In fact, asserts the introduction, far from the clichéd closedness, rigidity and self-sufficiency which usually characterize the narcissist and the melancholic, on the contrary, here, for example in Butler’s queer melancholia, the process of incorporating alterity into self-definition – the drawing of an ambivalent other into the ego as a formative mechanism for the ego itself – this very mechanism signals a move to “modes of openness and not-knowing” and thus establishes the subject as a reflexive being.

The emphasis on the notion of ‘community’, as it is opposed to ‘society’, highlights not only a nostalgic melancholia for the mythical lost object of community, but also, alongside other ideas developed in the chapters which follow, the editors’ useful recovery of the idea of community as both an “interstitial and intermittent” space of (not-)belonging – as such evoking once again the in-betweenness in both space and time of those creatively unstable boundaries at the heart of identification.

The chapters themselves draw on different psychoanalytic traditions, from the contrasting of Kleinian and Freudian approaches to the social in Michael Rustin’s chapter, to a Lacanian take in Jay Watts’ attempt to resurrect and redeem the figure of the narcissist from its ‘neo-Laschian’ treatment (referring above all to Christopher Lasch’s well-known 1979 publication, The Culture of Narcissism), including a memorable mobilizing of Lacan’s mirror stage in relation to selfie culture.
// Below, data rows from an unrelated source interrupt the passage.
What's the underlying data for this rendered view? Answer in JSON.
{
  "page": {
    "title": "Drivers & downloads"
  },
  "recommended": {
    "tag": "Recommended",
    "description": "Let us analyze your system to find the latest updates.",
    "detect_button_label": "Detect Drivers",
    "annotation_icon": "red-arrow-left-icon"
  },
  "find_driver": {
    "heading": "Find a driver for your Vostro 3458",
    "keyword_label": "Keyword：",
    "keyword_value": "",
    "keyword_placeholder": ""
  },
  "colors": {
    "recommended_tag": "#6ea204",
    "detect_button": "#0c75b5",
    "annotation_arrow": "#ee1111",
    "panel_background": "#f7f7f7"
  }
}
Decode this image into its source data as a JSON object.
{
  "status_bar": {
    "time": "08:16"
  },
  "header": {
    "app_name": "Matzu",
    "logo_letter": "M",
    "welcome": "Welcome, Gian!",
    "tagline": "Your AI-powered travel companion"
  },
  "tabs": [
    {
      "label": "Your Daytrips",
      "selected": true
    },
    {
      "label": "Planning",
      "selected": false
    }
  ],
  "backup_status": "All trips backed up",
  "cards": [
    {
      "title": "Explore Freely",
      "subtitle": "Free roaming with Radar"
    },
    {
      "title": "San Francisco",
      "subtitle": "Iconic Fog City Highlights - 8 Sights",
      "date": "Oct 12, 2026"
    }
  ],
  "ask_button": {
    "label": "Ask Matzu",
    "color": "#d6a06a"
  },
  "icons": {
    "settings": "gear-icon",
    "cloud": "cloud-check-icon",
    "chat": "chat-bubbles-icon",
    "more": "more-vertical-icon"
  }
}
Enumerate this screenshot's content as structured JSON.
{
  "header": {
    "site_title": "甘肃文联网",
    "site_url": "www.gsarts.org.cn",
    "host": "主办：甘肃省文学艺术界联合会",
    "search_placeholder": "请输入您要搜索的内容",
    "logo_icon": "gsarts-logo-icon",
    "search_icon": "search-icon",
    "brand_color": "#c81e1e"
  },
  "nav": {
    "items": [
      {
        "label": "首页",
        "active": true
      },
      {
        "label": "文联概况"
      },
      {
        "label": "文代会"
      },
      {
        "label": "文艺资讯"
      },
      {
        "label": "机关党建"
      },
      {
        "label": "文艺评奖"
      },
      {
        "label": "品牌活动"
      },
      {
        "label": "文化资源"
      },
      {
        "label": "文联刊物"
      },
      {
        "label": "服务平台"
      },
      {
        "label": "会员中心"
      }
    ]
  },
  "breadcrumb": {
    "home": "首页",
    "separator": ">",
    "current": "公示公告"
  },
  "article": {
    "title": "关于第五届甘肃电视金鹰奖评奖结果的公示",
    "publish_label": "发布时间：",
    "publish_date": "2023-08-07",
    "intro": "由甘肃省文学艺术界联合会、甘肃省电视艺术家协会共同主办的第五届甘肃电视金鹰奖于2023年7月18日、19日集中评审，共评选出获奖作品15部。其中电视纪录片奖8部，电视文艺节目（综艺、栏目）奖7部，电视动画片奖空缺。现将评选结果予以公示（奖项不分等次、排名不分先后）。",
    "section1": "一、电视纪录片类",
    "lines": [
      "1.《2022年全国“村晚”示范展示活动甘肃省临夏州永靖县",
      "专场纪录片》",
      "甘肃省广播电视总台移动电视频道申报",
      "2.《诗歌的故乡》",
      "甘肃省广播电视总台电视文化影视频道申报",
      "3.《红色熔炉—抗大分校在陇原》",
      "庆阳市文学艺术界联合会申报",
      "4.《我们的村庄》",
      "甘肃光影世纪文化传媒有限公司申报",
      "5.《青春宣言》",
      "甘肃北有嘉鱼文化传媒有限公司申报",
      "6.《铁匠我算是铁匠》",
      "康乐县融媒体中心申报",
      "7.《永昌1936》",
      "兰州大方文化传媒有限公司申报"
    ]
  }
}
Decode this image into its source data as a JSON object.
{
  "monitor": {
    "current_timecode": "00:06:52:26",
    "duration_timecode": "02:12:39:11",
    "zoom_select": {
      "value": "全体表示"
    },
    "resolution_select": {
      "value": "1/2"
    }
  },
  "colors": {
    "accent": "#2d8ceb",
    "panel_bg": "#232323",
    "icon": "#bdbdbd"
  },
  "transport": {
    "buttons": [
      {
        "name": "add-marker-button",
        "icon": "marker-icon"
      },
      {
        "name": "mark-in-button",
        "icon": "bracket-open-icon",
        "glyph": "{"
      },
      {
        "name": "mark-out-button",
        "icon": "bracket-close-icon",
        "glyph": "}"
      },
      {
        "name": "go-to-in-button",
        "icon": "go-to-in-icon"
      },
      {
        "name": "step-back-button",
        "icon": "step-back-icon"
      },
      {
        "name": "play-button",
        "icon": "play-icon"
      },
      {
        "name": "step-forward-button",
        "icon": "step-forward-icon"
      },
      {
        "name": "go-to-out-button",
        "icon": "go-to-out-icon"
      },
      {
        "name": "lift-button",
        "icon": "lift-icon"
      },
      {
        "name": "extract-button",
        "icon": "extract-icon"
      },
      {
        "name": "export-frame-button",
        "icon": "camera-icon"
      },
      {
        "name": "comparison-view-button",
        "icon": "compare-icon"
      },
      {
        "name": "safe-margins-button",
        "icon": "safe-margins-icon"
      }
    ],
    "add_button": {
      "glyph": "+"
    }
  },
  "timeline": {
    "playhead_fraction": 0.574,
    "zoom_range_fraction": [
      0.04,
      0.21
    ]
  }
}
 The reader is invited to explore the themes via literature and films – including David Fincher’s 1999 film, Fight Club in Lynn Layton’s chapter and John Krakauer’s 1996 book, Into the Wild in Derek Hook’s chapter – as well as through clinical case studies. For example, Dorothée Bonnigal-Katz’s powerful evocation of ‘the clinic of melancholia’ brings into focus the challenging clinical phenomena faced here by both analyst and analysand – a picture enriched by the author’s intricate discussion of metapsychological formulations including primary narcissism, the death drive and maternal omnipotence, explored also via the Oedipus and Medusa myths.